I can hardly believe when I sign on to my blog to post these days how much time passes between them. Was it really January 27 when I last sat down here to write about telling our stories to each other? So much has happened in my story since then, and I can't believe I haven't told you.
For one, I had my latest blood test this week to track my cancer tumor marker, and everything was normal again. I am so thankful to Jesus for this continued good news. I try very hard not to take this news for granted, knowing full well that many people did not receive good news that same day. In fact, just minutes after the nurse called to tell me my results, I got into the car with a friend to attend a funeral of a man my age who died of brain cancer.

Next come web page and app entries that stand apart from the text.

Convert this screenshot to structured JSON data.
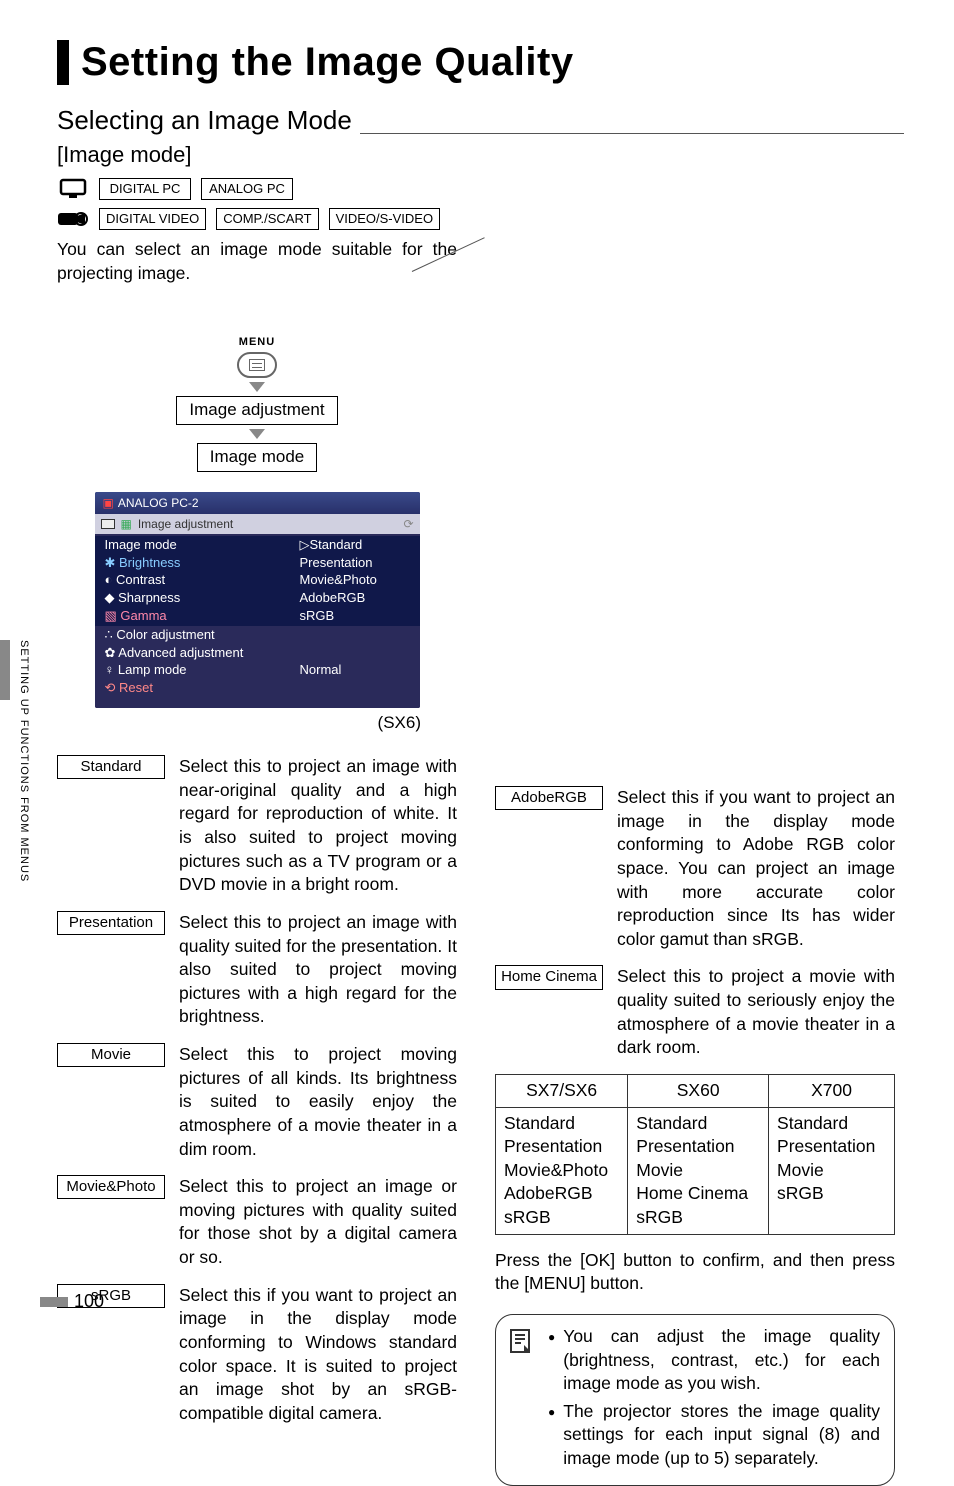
{
  "title": "Setting the Image Quality",
  "subsection_title": "Selecting an Image Mode",
  "subsection_label": "[Image mode]",
  "tags_pc": [
    "DIGITAL PC",
    "ANALOG PC"
  ],
  "tags_video": [
    "DIGITAL VIDEO",
    "COMP./SCART",
    "VIDEO/S-VIDEO"
  ],
  "intro": "You can select an image mode suitable for the projecting image.",
  "flow": {
    "menu_label": "MENU",
    "step1": "Image adjustment",
    "step2": "Image mode"
  },
  "menu_screenshot": {
    "header": "ANALOG PC-2",
    "tab_label": "Image adjustment",
    "rows_highlight": {
      "key": "Image mode",
      "val": "▷Standard"
    },
    "sub_options": [
      "Presentation",
      "Movie&Photo",
      "AdobeRGB",
      "sRGB"
    ],
    "rows": [
      {
        "key": "Brightness",
        "val": ""
      },
      {
        "key": "Contrast",
        "val": ""
      },
      {
        "key": "Sharpness",
        "val": ""
      },
      {
        "key": "Gamma",
        "val": ""
      },
      {
        "key": "Color adjustment",
        "val": ""
      },
      {
        "key": "Advanced adjustment",
        "val": ""
      },
      {
        "key": "Lamp mode",
        "val": "Normal"
      },
      {
        "key": "Reset",
        "val": ""
      }
    ],
    "caption": "(SX6)"
  },
  "modes_left": [
    {
      "label": "Standard",
      "desc": "Select this to project an image with near-original quality and a high regard for reproduction of white. It is also suited to project moving pictures such as a TV program or a DVD movie in a bright room."
    },
    {
      "label": "Presentation",
      "desc": "Select this to project an image with quality suited for the presentation. It also suited to project moving pictures with a high regard for the brightness."
    },
    {
      "label": "Movie",
      "desc": "Select this to project moving pictures of all kinds. Its brightness is suited to easily enjoy the atmosphere of a movie theater in a dim room."
    },
    {
      "label": "Movie&Photo",
      "desc": "Select this to project an image or moving pictures with quality suited for those shot by a digital camera or so."
    },
    {
      "label": "sRGB",
      "desc": "Select this if you want to project an image in the display mode conforming to Windows standard color space. It is suited to project an image shot by an sRGB-compatible digital camera."
    }
  ],
  "modes_right": [
    {
      "label": "AdobeRGB",
      "desc": "Select this if you want to project an image in the display mode conforming to Adobe RGB color space. You can project an image with more accurate color reproduction since Its has wider color gamut than sRGB."
    },
    {
      "label": "Home Cinema",
      "desc": "Select this to project a movie with quality suited to seriously enjoy the atmosphere of a movie theater in a dark room."
    }
  ],
  "model_table": {
    "headers": [
      "SX7/SX6",
      "SX60",
      "X700"
    ],
    "cols": [
      [
        "Standard",
        "Presentation",
        "Movie&Photo",
        "AdobeRGB",
        "sRGB"
      ],
      [
        "Standard",
        "Presentation",
        "Movie",
        "Home Cinema",
        "sRGB"
      ],
      [
        "Standard",
        "Presentation",
        "Movie",
        "sRGB"
      ]
    ]
  },
  "press_text": "Press the [OK] button to confirm, and then press the [MENU] button.",
  "notes": [
    "You can adjust the image quality (brightness, contrast, etc.) for each image mode as you wish.",
    "The projector stores the image quality settings for each input signal (8) and image mode (up to 5) separately."
  ],
  "side_tab": "SETTING UP FUNCTIONS FROM MENUS",
  "page_number": "100"
}
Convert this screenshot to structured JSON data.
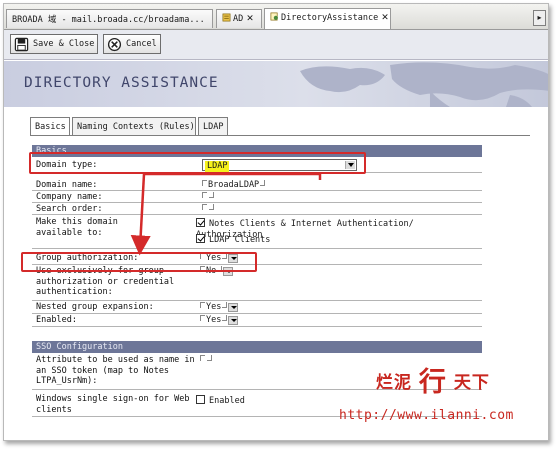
{
  "browser_tabs": [
    {
      "label": "BROADA 域 - mail.broada.cc/broadama...",
      "active": false
    },
    {
      "label": "AD",
      "active": false
    },
    {
      "label": "DirectoryAssistance",
      "active": true
    }
  ],
  "toolbar": {
    "save_close_label": "Save & Close",
    "cancel_label": "Cancel"
  },
  "header": {
    "title": "DIRECTORY ASSISTANCE"
  },
  "form_tabs": [
    {
      "label": "Basics",
      "active": true
    },
    {
      "label": "Naming Contexts (Rules)",
      "active": false
    },
    {
      "label": "LDAP",
      "active": false
    }
  ],
  "basics": {
    "section_title": "Basics",
    "domain_type": {
      "label": "Domain type:",
      "value": "LDAP"
    },
    "domain_name": {
      "label": "Domain name:",
      "value": "BroadaLDAP"
    },
    "company_name": {
      "label": "Company name:",
      "value": ""
    },
    "search_order": {
      "label": "Search order:",
      "value": ""
    },
    "make_available": {
      "label": "Make this domain available to:",
      "options": [
        {
          "label": "Notes Clients & Internet Authentication/ Authorization",
          "checked": true
        },
        {
          "label": "LDAP Clients",
          "checked": true
        }
      ]
    },
    "group_authorization": {
      "label": "Group authorization:",
      "value": "Yes"
    },
    "use_exclusively": {
      "label": "Use exclusively for group authorization or credential authentication:",
      "value": "No"
    },
    "nested_group": {
      "label": "Nested group expansion:",
      "value": "Yes"
    },
    "enabled": {
      "label": "Enabled:",
      "value": "Yes"
    }
  },
  "sso": {
    "section_title": "SSO Configuration",
    "attribute": {
      "label": "Attribute to be used as name in an SSO token (map to Notes LTPA_UsrNm):",
      "value": ""
    },
    "windows_sso": {
      "label": "Windows single sign-on for Web clients",
      "option_label": "Enabled",
      "checked": false
    }
  },
  "watermark": {
    "cn_prefix": "烂泥",
    "cn_big": "行",
    "cn_suffix": "天下",
    "url": "http://www.ilanni.com"
  },
  "colors": {
    "annotation": "#d42a2a",
    "section_bar": "#6d7698",
    "highlight": "#f6f21c"
  }
}
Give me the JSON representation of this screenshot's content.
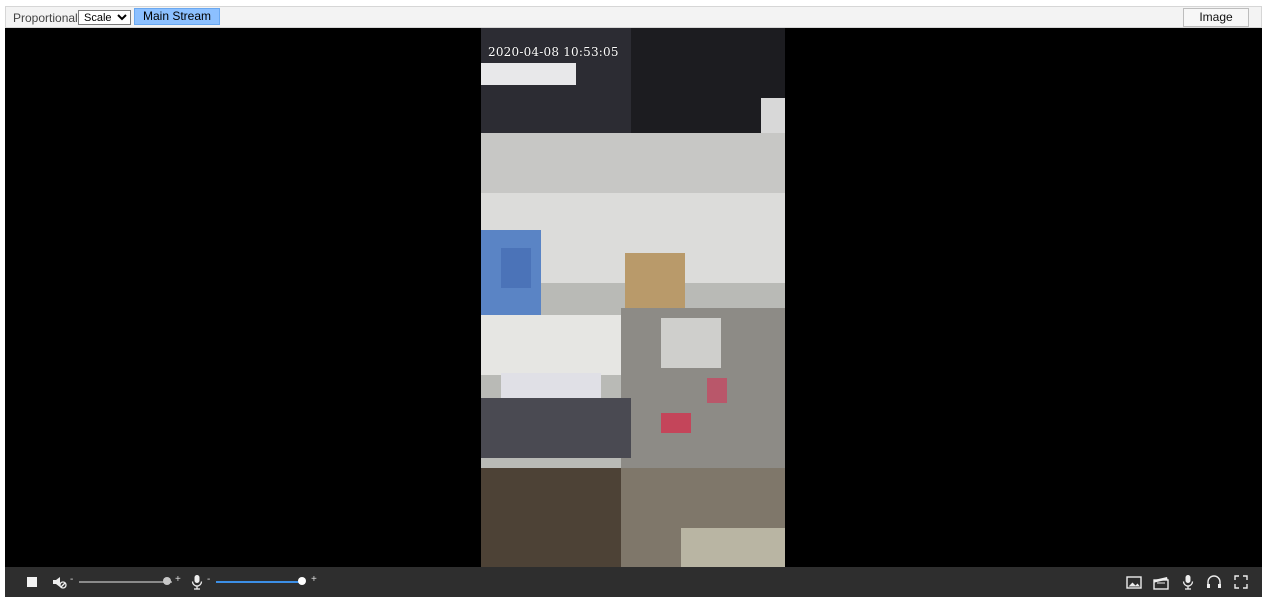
{
  "toolbar": {
    "scale_label": "Proportional",
    "scale_select": {
      "selected": "Scale",
      "options": [
        "Scale"
      ]
    },
    "stream_button": "Main Stream",
    "image_button": "Image"
  },
  "video": {
    "timestamp": "2020-04-08 10:53:05"
  },
  "controls": {
    "stop_icon": "stop-icon",
    "speaker_icon": "speaker-muted-icon",
    "volume_minus": "-",
    "volume_plus": "+",
    "volume_level": 0.95,
    "mic_icon": "microphone-icon",
    "mic_minus": "-",
    "mic_plus": "+",
    "mic_level": 0.97,
    "right_icons": [
      "snapshot-icon",
      "record-icon",
      "talk-icon",
      "headset-icon",
      "fullscreen-icon"
    ],
    "accent_color": "#3c8fe6"
  }
}
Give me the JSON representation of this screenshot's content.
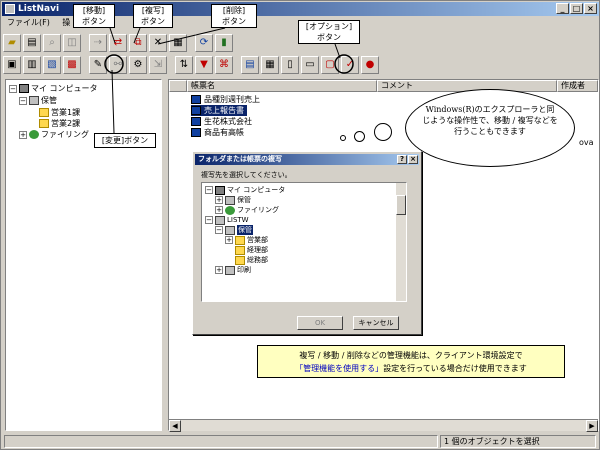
{
  "window": {
    "title": "ListNavi",
    "controls": [
      "_",
      "□",
      "×"
    ]
  },
  "menu": [
    "ファイル(F)",
    "操"
  ],
  "tree": [
    {
      "label": "マイ コンピュータ",
      "expander": "−",
      "icon": "computer-icon"
    },
    {
      "label": "保管",
      "expander": "−",
      "icon": "cabinet-icon"
    },
    {
      "label": "営業1課",
      "expander": "",
      "icon": "folder-icon"
    },
    {
      "label": "営業2課",
      "expander": "",
      "icon": "folder-icon"
    },
    {
      "label": "ファイリング",
      "expander": "+",
      "icon": "filing-icon"
    }
  ],
  "list": {
    "columns": [
      "帳票名",
      "コメント",
      "作成者"
    ],
    "rows": [
      {
        "name": "品種別週刊売上",
        "selected": false
      },
      {
        "name": "売上報告書",
        "selected": true
      },
      {
        "name": "生花株式会社",
        "selected": false
      },
      {
        "name": "商品有高帳",
        "selected": false
      }
    ],
    "partial_cell": "ova"
  },
  "status": {
    "text": "1 個のオブジェクトを選択"
  },
  "callouts": {
    "move": [
      "[移動]",
      "ボタン"
    ],
    "copy": [
      "[複写]",
      "ボタン"
    ],
    "delete": [
      "[削除]",
      "ボタン"
    ],
    "option": [
      "[オプション]",
      "ボタン"
    ],
    "change": "[変更]ボタン"
  },
  "dialog": {
    "title": "フォルダまたは帳票の複写",
    "prompt": "複写先を選択してください。",
    "tree": [
      {
        "label": "マイ コンピュータ",
        "expander": "−"
      },
      {
        "label": "保管",
        "expander": "+"
      },
      {
        "label": "ファイリング",
        "expander": "+"
      },
      {
        "label": "LISTW",
        "expander": "−"
      },
      {
        "label": "保管",
        "expander": "−"
      },
      {
        "label": "営業部",
        "expander": "+"
      },
      {
        "label": "経理部",
        "expander": ""
      },
      {
        "label": "総務部",
        "expander": ""
      },
      {
        "label": "印刷",
        "expander": "+"
      }
    ],
    "ok_label": "OK",
    "cancel_label": "キャンセル",
    "title_controls": [
      "?",
      "×"
    ]
  },
  "bubble": {
    "text": "Windows(R)のエクスプローラと同じような操作性で、移動 / 複写などを行うこともできます"
  },
  "note": {
    "line1": "複写 / 移動 / 削除などの管理機能は、クライアント環境設定で",
    "line2_blue": "「管理機能を使用する」",
    "line2_rest": "設定を行っている場合だけ使用できます"
  },
  "colors": {
    "title_bar": "#0a246a",
    "selection": "#0a246a",
    "note_bg": "#ffffc0"
  }
}
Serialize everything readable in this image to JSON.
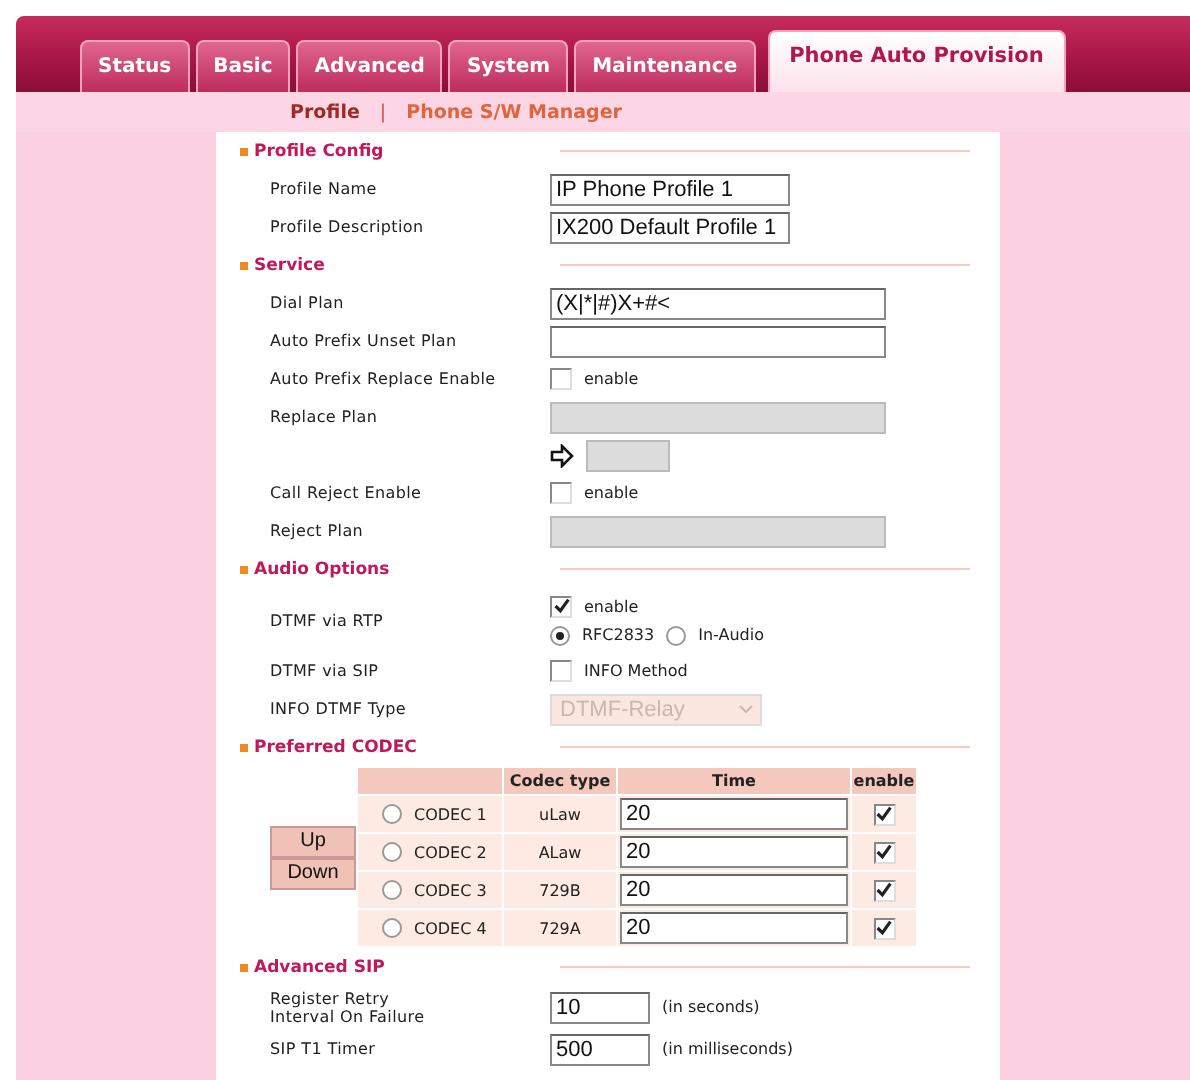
{
  "tabs": [
    {
      "label": "Status",
      "selected": false
    },
    {
      "label": "Basic",
      "selected": false
    },
    {
      "label": "Advanced",
      "selected": false
    },
    {
      "label": "System",
      "selected": false
    },
    {
      "label": "Maintenance",
      "selected": false
    },
    {
      "label": "Phone Auto Provision",
      "selected": true
    }
  ],
  "subnav": {
    "separator": "|",
    "items": [
      {
        "label": "Profile",
        "selected": true
      },
      {
        "label": "Phone S/W Manager",
        "selected": false
      }
    ]
  },
  "sections": [
    {
      "title": "Profile Config",
      "kind": "form",
      "rows": [
        {
          "kind": "short",
          "label": "Profile Name",
          "value": "IP Phone Profile 1",
          "disabled": false
        },
        {
          "kind": "short",
          "label": "Profile Description",
          "value": "IX200 Default Profile 1",
          "disabled": false
        }
      ]
    },
    {
      "title": "Service",
      "kind": "form",
      "rows": [
        {
          "kind": "text",
          "label": "Dial Plan",
          "value": "(X|*|#)X+#<",
          "disabled": false
        },
        {
          "kind": "text",
          "label": "Auto Prefix Unset Plan",
          "disabled": false
        },
        {
          "kind": "checkbox",
          "label": "Auto Prefix Replace Enable",
          "option": "enable",
          "checked": false
        },
        {
          "kind": "text",
          "label": "Replace Plan",
          "disabled": true
        },
        {
          "kind": "arrow",
          "disabled": true
        },
        {
          "kind": "checkbox",
          "label": "Call Reject Enable",
          "option": "enable",
          "checked": false
        },
        {
          "kind": "text",
          "label": "Reject Plan",
          "disabled": true
        }
      ]
    },
    {
      "title": "Audio Options",
      "kind": "form",
      "rows": [
        {
          "kind": "rtp",
          "label": "DTMF via RTP",
          "option": "enable",
          "checked": true,
          "radios": [
            {
              "label": "RFC2833",
              "selected": true
            },
            {
              "label": "In-Audio",
              "selected": false
            }
          ]
        },
        {
          "kind": "checkbox",
          "label": "DTMF via SIP",
          "option": "INFO Method",
          "checked": false
        },
        {
          "kind": "select",
          "label": "INFO DTMF Type",
          "value": "DTMF-Relay",
          "disabled": true
        }
      ]
    },
    {
      "title": "Preferred CODEC",
      "kind": "codec",
      "buttons": [
        "Up",
        "Down"
      ],
      "columns": [
        "Codec type",
        "Time",
        "enable"
      ],
      "rows": [
        {
          "name": "CODEC 1",
          "selected": false,
          "type": "uLaw",
          "time": "20",
          "enabled": true
        },
        {
          "name": "CODEC 2",
          "selected": false,
          "type": "ALaw",
          "time": "20",
          "enabled": true
        },
        {
          "name": "CODEC 3",
          "selected": false,
          "type": "729B",
          "time": "20",
          "enabled": true
        },
        {
          "name": "CODEC 4",
          "selected": false,
          "type": "729A",
          "time": "20",
          "enabled": true
        }
      ]
    },
    {
      "title": "Advanced SIP",
      "kind": "form",
      "rows": [
        {
          "kind": "unit",
          "label": "Register Retry Interval On Failure",
          "value": "10",
          "unit": "(in seconds)"
        },
        {
          "kind": "unit",
          "label": "SIP T1 Timer",
          "value": "500",
          "unit": "(in milliseconds)"
        }
      ]
    }
  ]
}
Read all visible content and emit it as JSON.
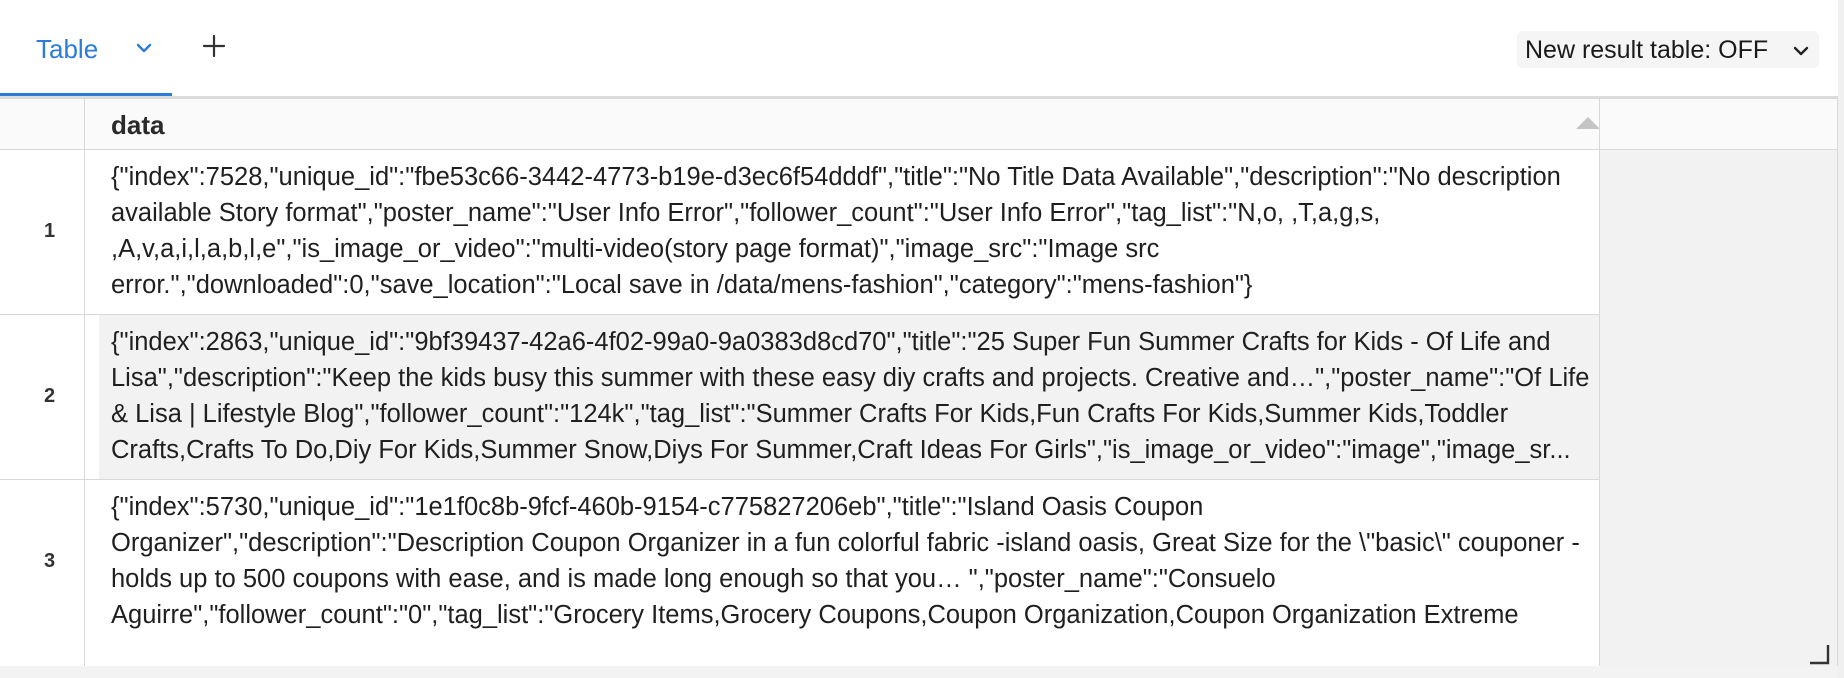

Another good part of my story that I haven't yet shared is that I am going on a vacation this week -- a much needed vacation, to Texas to visit my friends, Jon, Shelly, and Tanner Bergeron.
Although the busyness of life makes carving out the time to sit here and type these posts a little challenging -- you all know how these things go, a bigger issue I have been wrestling with lately is technology overload. Having a blog, a website, two email accounts, and a Facebook page often leave me with something akin to media guilt. Some days, I feel like I'm on the computer too much, yet I still don't post blogs, update my status, or change my web content often enough. And I haven't even mentioned my cell phone or Ipod!
There are so many good things that happen as a result of all of this technology. I have received so much encouragement through your feedback on this blog; I've reconnected with many old friends and classmates through Facebook; and I don't know how I would ever arrange dinner plans or rides to the airport without email anymore. But to be honest, I'd rather meet you for tea and tell you about my life than deliver the message electronically.
Also, I don't want to fool myself with all of this techonology. Is it really reasonable to expect that I can keep up on the lives of 209 friends on Facebook? (Not to mention all of the other friends I have who don't even know what Facebook is.) Is all of life really so black and white that I can describe it in a one sentence status, or even a seven paragraph blog post? Do I really believe that a public forum is the best place to process my most intimate struggles?
Of course the answer is "no" to all of these questions. And I'm not REALLY planning to give up any of these technologies anytime soon. (I'm practically addicted to Facebook Scrabble, afterall).
Really, the point here is that I had this good news about my blood test and my vacation, and I didn't want my computer screen to be the first to know. I wanted YOU to.
Technology is important, but YOU are more important to me.